→ Work item
List each line of the data that holds the string "JSON", please.

→ Task input
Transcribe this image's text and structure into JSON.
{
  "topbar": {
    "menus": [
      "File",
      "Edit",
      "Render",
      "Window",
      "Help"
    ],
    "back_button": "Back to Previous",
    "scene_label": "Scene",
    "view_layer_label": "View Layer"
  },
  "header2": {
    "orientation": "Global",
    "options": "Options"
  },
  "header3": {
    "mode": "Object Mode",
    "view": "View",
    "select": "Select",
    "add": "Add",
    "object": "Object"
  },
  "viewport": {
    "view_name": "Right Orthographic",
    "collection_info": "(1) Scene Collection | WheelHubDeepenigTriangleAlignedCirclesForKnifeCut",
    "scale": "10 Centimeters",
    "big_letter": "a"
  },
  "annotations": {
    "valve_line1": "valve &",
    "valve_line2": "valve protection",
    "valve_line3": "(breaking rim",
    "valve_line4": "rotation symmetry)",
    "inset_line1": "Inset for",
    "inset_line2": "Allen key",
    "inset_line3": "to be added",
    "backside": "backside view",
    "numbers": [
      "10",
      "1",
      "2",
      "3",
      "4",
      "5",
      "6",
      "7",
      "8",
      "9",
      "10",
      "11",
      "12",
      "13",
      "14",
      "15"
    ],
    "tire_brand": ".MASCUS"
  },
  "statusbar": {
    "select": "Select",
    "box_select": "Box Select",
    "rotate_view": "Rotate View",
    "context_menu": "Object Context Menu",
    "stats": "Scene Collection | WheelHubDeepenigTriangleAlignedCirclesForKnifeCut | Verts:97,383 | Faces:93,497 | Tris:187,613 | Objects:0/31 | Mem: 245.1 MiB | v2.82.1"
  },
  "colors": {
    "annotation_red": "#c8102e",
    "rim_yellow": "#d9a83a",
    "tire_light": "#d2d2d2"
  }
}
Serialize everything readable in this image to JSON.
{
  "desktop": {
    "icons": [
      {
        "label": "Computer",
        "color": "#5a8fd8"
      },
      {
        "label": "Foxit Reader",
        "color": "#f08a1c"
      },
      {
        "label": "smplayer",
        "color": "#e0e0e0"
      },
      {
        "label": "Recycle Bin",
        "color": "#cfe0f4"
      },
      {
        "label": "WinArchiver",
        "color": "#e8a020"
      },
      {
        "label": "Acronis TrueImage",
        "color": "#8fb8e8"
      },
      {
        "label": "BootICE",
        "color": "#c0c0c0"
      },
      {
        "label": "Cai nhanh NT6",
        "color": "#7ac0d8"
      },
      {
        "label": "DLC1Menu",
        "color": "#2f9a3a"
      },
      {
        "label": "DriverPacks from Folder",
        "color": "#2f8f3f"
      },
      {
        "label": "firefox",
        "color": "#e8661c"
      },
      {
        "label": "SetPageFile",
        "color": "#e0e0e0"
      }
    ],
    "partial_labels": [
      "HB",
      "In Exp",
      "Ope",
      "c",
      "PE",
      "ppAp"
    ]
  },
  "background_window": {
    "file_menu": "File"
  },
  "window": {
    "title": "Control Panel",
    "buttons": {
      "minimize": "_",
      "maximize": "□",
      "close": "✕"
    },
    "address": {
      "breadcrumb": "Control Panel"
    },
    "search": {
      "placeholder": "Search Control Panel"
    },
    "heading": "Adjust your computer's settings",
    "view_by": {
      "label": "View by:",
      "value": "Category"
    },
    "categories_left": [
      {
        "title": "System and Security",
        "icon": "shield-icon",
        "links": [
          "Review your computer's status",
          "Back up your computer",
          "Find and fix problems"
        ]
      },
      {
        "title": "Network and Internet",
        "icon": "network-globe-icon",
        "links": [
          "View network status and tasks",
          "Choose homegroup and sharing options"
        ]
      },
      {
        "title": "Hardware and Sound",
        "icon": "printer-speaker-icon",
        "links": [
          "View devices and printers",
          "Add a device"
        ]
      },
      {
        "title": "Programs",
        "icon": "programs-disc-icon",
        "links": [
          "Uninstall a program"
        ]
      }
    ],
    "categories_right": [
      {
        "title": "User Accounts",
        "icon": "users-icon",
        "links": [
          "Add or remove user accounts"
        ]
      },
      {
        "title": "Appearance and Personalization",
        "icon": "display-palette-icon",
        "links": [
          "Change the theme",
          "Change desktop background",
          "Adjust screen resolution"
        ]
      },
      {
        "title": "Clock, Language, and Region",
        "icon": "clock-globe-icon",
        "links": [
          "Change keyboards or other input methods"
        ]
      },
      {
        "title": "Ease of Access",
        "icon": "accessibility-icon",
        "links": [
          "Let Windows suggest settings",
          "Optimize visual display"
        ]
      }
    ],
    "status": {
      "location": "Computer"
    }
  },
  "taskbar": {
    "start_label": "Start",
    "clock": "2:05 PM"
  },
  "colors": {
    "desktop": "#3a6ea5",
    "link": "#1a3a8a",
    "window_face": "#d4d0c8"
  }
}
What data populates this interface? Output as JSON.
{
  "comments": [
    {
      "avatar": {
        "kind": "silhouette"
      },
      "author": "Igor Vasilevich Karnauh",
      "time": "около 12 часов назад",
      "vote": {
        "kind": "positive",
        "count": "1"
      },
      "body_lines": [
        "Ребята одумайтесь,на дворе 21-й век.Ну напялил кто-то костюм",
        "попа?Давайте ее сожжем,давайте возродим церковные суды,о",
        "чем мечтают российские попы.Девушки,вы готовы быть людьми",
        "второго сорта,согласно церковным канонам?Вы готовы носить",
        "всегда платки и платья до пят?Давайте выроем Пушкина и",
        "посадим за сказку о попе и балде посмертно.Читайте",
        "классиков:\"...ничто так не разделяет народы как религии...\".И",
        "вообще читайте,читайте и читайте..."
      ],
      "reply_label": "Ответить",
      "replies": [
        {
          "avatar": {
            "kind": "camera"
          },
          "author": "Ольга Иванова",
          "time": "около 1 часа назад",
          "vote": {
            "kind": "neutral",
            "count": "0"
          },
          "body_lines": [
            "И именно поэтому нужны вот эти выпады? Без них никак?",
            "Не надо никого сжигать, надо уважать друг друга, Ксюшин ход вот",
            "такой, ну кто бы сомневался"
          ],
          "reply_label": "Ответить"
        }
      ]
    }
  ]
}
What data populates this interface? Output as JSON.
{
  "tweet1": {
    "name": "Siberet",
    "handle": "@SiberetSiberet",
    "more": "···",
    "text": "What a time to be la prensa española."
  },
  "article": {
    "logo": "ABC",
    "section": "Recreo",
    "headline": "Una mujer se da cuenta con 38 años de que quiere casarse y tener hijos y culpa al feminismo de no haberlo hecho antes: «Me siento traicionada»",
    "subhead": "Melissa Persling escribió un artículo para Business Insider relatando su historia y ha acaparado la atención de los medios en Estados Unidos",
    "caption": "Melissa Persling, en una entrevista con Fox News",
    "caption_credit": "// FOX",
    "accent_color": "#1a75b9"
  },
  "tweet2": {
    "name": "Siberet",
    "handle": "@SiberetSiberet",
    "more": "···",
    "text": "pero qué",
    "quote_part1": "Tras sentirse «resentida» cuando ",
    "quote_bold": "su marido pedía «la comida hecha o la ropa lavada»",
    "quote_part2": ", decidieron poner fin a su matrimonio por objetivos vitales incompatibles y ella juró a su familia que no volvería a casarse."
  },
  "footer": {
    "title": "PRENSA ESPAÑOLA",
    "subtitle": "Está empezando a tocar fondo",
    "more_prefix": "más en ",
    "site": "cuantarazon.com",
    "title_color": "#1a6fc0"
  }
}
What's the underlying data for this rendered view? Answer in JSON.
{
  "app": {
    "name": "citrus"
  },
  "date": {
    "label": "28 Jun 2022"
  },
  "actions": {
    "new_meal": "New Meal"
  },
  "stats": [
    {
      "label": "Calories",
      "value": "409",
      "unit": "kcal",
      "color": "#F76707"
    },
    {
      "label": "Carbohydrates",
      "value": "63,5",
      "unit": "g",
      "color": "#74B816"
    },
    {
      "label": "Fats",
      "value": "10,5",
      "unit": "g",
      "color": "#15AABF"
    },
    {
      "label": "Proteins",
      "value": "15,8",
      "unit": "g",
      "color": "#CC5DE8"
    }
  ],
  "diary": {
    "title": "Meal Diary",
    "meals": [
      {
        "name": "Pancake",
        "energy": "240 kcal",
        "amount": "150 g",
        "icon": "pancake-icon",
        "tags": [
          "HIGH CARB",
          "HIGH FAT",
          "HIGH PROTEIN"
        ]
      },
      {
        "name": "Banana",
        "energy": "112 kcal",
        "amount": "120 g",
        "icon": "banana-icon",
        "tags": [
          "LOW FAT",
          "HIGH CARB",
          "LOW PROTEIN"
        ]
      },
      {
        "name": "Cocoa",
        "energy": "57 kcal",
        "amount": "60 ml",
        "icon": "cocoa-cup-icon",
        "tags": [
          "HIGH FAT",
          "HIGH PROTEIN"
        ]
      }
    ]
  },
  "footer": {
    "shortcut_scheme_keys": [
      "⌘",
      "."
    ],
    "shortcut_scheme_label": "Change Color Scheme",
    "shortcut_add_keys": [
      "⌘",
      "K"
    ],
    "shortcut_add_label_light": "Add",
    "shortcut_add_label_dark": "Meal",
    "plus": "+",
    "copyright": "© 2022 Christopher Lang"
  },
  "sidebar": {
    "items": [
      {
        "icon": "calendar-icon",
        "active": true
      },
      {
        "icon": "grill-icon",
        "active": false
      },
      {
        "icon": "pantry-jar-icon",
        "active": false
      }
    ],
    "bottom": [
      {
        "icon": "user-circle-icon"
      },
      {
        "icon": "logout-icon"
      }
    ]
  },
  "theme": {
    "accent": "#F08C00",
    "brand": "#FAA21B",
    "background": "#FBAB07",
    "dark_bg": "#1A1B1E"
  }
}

→ Output of the task
Transcribe this image's text and structure into JSON.
Serialize everything readable in this image to JSON.
What data populates this interface? Output as JSON.
What data populates this interface? Output as JSON.
What's the underlying data for this rendered view? Answer in JSON.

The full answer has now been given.